Large-scale scientific facilities used by American scientists have become increasingly expensive and are most often built by the U.S. federal government and, in some cases, with significant contributions from international partners. International collaboration has been recognized as a major opportunity to sustain U.S. excellence in many fields, effectively leveraging the financial investment in scientific research made by the United States and working with scientific expertise from around the world. Without support and commitment to collaboration from the U.S. government, future U.S. scientists may be excluded from some of the world’s leading scientific projects and associated technological advances, especially as multinational funders promote increasingly large international projects. The United States must participate in these advances and be prepared strategically to commit to collaboration on the funding, planning, development, and operation of new large-scale scientific research capabilities at home and abroad.
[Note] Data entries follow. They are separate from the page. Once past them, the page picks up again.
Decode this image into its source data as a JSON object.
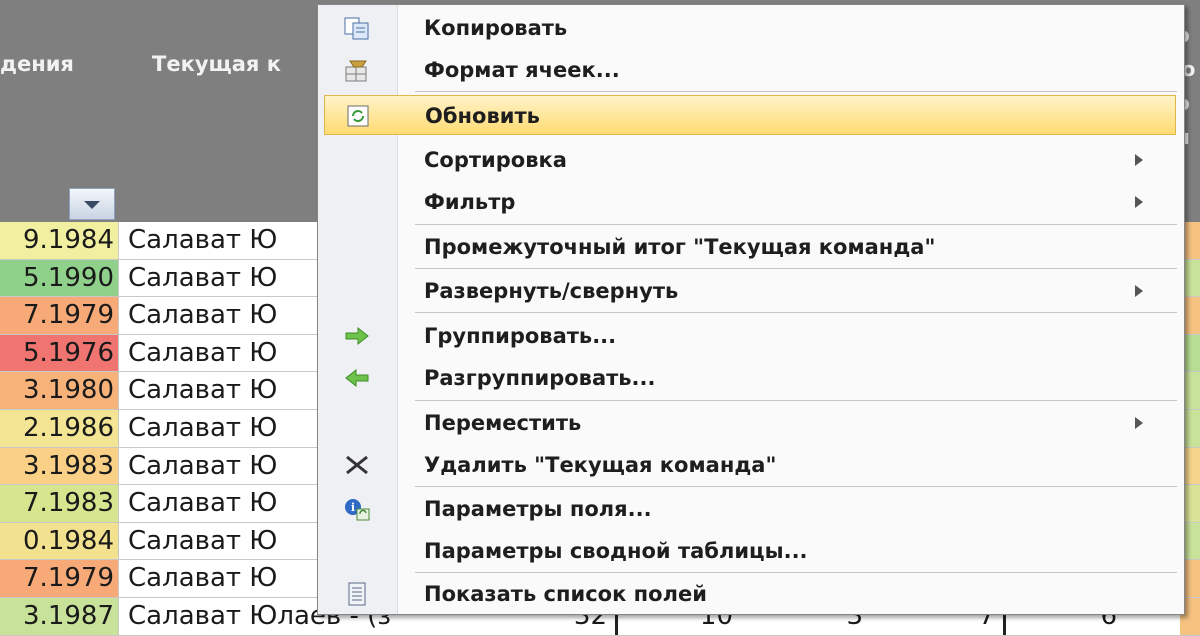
{
  "header": {
    "col1_label": "дения",
    "col2_label": "Текущая к",
    "right_fragments": [
      "о",
      "ю",
      "о",
      "н"
    ]
  },
  "rows": [
    {
      "date": "9.1984",
      "team": "Салават Ю",
      "color": "#f0f0a0",
      "rc": "#f5c280"
    },
    {
      "date": "5.1990",
      "team": "Салават Ю",
      "color": "#8fd18b",
      "rc": "#c8e29a"
    },
    {
      "date": "7.1979",
      "team": "Салават Ю",
      "color": "#f7a977",
      "rc": "#f5c280"
    },
    {
      "date": "5.1976",
      "team": "Салават Ю",
      "color": "#f07470",
      "rc": "#b7dc94"
    },
    {
      "date": "3.1980",
      "team": "Салават Ю",
      "color": "#f7b27a",
      "rc": "#c8e29a"
    },
    {
      "date": "2.1986",
      "team": "Салават Ю",
      "color": "#f3e593",
      "rc": "#c8e29a"
    },
    {
      "date": "3.1983",
      "team": "Салават Ю",
      "color": "#f9d086",
      "rc": "#f5d58b"
    },
    {
      "date": "7.1983",
      "team": "Салават Ю",
      "color": "#d7e68e",
      "rc": "#d9e397"
    },
    {
      "date": "0.1984",
      "team": "Салават Ю",
      "color": "#f2e290",
      "rc": "#c8e29a"
    },
    {
      "date": "7.1979",
      "team": "Салават Ю",
      "color": "#f7a977",
      "rc": "#f5c280"
    },
    {
      "date": "3.1987",
      "team": "Салават Юлаев - (з",
      "color": "#c8e29a",
      "rc": "#f5c280"
    }
  ],
  "last_row_numbers": [
    "32",
    "10",
    "3",
    "7",
    "6"
  ],
  "menu": {
    "items": [
      {
        "label": "Копировать",
        "icon": "copy-icon",
        "submenu": false
      },
      {
        "label": "Формат ячеек...",
        "icon": "format-cells-icon",
        "submenu": false
      },
      {
        "label": "Обновить",
        "icon": "refresh-icon",
        "submenu": false,
        "highlighted": true
      },
      {
        "label": "Сортировка",
        "icon": "",
        "submenu": true
      },
      {
        "label": "Фильтр",
        "icon": "",
        "submenu": true
      },
      {
        "label": "Промежуточный итог \"Текущая команда\"",
        "icon": "",
        "submenu": false
      },
      {
        "label": "Развернуть/свернуть",
        "icon": "",
        "submenu": true
      },
      {
        "label": "Группировать...",
        "icon": "group-arrow-icon",
        "submenu": false
      },
      {
        "label": "Разгруппировать...",
        "icon": "ungroup-arrow-icon",
        "submenu": false
      },
      {
        "label": "Переместить",
        "icon": "",
        "submenu": true
      },
      {
        "label": "Удалить \"Текущая команда\"",
        "icon": "delete-icon",
        "submenu": false
      },
      {
        "label": "Параметры поля...",
        "icon": "field-settings-icon",
        "submenu": false
      },
      {
        "label": "Параметры сводной таблицы...",
        "icon": "",
        "submenu": false
      },
      {
        "label": "Показать список полей",
        "icon": "field-list-icon",
        "submenu": false
      }
    ]
  }
}
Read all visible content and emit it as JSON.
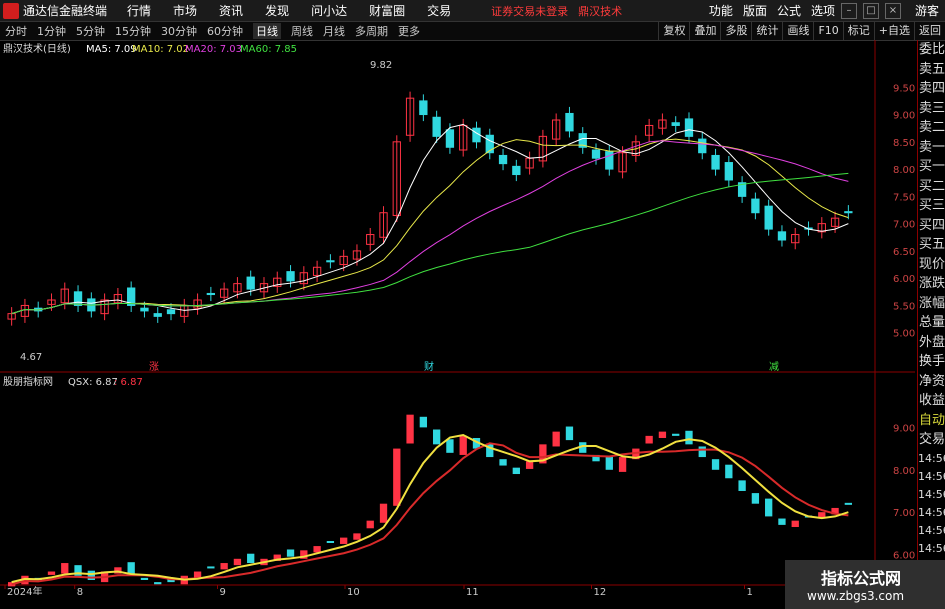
{
  "app": {
    "title": "通达信金融终端",
    "menu": [
      "行情",
      "市场",
      "资讯",
      "发现",
      "问小达",
      "财富圈",
      "交易"
    ],
    "notice": "证券交易未登录",
    "notice2": "鼎汉技术",
    "right_menu": [
      "功能",
      "版面",
      "公式",
      "选项"
    ],
    "user": "游客"
  },
  "toolbar": {
    "periods": [
      "分时",
      "1分钟",
      "5分钟",
      "15分钟",
      "30分钟",
      "60分钟",
      "日线",
      "周线",
      "月线",
      "多周期",
      "更多"
    ],
    "active": "日线",
    "right_buttons": [
      "复权",
      "叠加",
      "多股",
      "统计",
      "画线",
      "F10",
      "标记",
      "+自选",
      "返回"
    ]
  },
  "main_chart": {
    "legend_name": "鼎汉技术(日线)",
    "legend": [
      {
        "label": "MA5: 7.09",
        "color": "#ffffff"
      },
      {
        "label": "MA10: 7.02",
        "color": "#e8e84a"
      },
      {
        "label": "MA20: 7.03",
        "color": "#e040e0"
      },
      {
        "label": "MA60: 7.85",
        "color": "#40e040"
      }
    ],
    "max_label": "9.82",
    "min_label": "4.67",
    "marks": [
      "涨",
      "财",
      "减"
    ]
  },
  "indicator_chart": {
    "legend_name": "股朋指标网",
    "legend_value": "QSX: 6.87",
    "legend_value2": ": 6.87"
  },
  "side_panel": {
    "items": [
      "委比",
      "卖五",
      "卖四",
      "卖三",
      "卖二",
      "卖一",
      "买一",
      "买二",
      "买三",
      "买四",
      "买五",
      "现价",
      "涨跌",
      "涨幅",
      "总量",
      "外盘",
      "换手",
      "净资",
      "收益"
    ],
    "auto": [
      "自动",
      "交易"
    ],
    "times": [
      "14:56",
      "14:56",
      "14:56",
      "14:56",
      "14:56",
      "14:56",
      "14:56",
      "14:56"
    ]
  },
  "watermark": {
    "title": "指标公式网",
    "url": "www.zbgs3.com"
  },
  "colors": {
    "up": "#ff3344",
    "down": "#30d8e0",
    "ma5": "#ffffff",
    "ma10": "#e8e84a",
    "ma20": "#e040e0",
    "ma60": "#40e040",
    "border": "#8b0000"
  },
  "chart_data": [
    {
      "type": "candlestick",
      "title": "鼎汉技术(日线)",
      "y_ticks": [
        5.0,
        5.5,
        6.0,
        6.5,
        7.0,
        7.5,
        8.0,
        8.5,
        9.0,
        9.5
      ],
      "ylim": [
        4.5,
        10.0
      ],
      "x_months": [
        "2024年",
        "8",
        "9",
        "10",
        "11",
        "12",
        "1"
      ],
      "close_series": [
        5.35,
        5.5,
        5.4,
        5.6,
        5.8,
        5.5,
        5.4,
        5.6,
        5.7,
        5.5,
        5.4,
        5.3,
        5.35,
        5.5,
        5.6,
        5.7,
        5.8,
        5.9,
        5.8,
        5.9,
        6.0,
        5.95,
        6.1,
        6.2,
        6.3,
        6.4,
        6.5,
        6.8,
        7.2,
        8.5,
        9.3,
        9.0,
        8.6,
        8.4,
        8.8,
        8.5,
        8.3,
        8.1,
        7.9,
        8.2,
        8.6,
        8.9,
        8.7,
        8.4,
        8.2,
        8.0,
        8.3,
        8.5,
        8.8,
        8.9,
        8.8,
        8.6,
        8.3,
        8.0,
        7.8,
        7.5,
        7.2,
        6.9,
        6.7,
        6.8,
        6.9,
        7.0,
        7.1,
        7.2
      ],
      "ma_values": {
        "MA5": 7.09,
        "MA10": 7.02,
        "MA20": 7.03,
        "MA60": 7.85
      },
      "max": 9.82,
      "min": 4.67
    },
    {
      "type": "line",
      "title": "股朋指标网",
      "y_ticks": [
        6.0,
        7.0,
        8.0,
        9.0
      ],
      "ylim": [
        5.4,
        10.0
      ],
      "series": [
        {
          "name": "QSX",
          "last": 6.87
        }
      ]
    }
  ]
}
6. Contributing to Development and Application of Ethical Norms and Scientific Guidelines

The United States must be engaged in the development of global ethical frameworks and guidelines for research. As discoveries and technological capacities increase, ethical questions are becoming more complex, especially when accounting for the range of ethical and cultural norms within the international community and considering shifting societal contexts. Collaborators must also develop norms for the ethical scientific conduct within partnerships, such as protocols for sample and data collection, appropriate attribution and assignment of credit, and ownership of samples and intellectual property. The Asilomar Conference on Recombinant DNA is an important example of how the codevelopment of ethical norms and guidelines promoted international peace and security, as the United States and other countries adopted the safety guidelines and recommendations produced as a way to protect their populations while still furthering the science.

“Now and in the years ahead, we need, more than anything else, the honest and uncompromising common sense of science. Science means a method of thought. That method is characterized by open-mindedness, honesty, perseverance, and, above all, by an unflinching passion for knowledge and truth. When more of the peoples of the world have learned the ways of thought of the scientist, we shall have better reason to expect lasting peace and a fuller life for all.”
— Harry S. Truman, 1948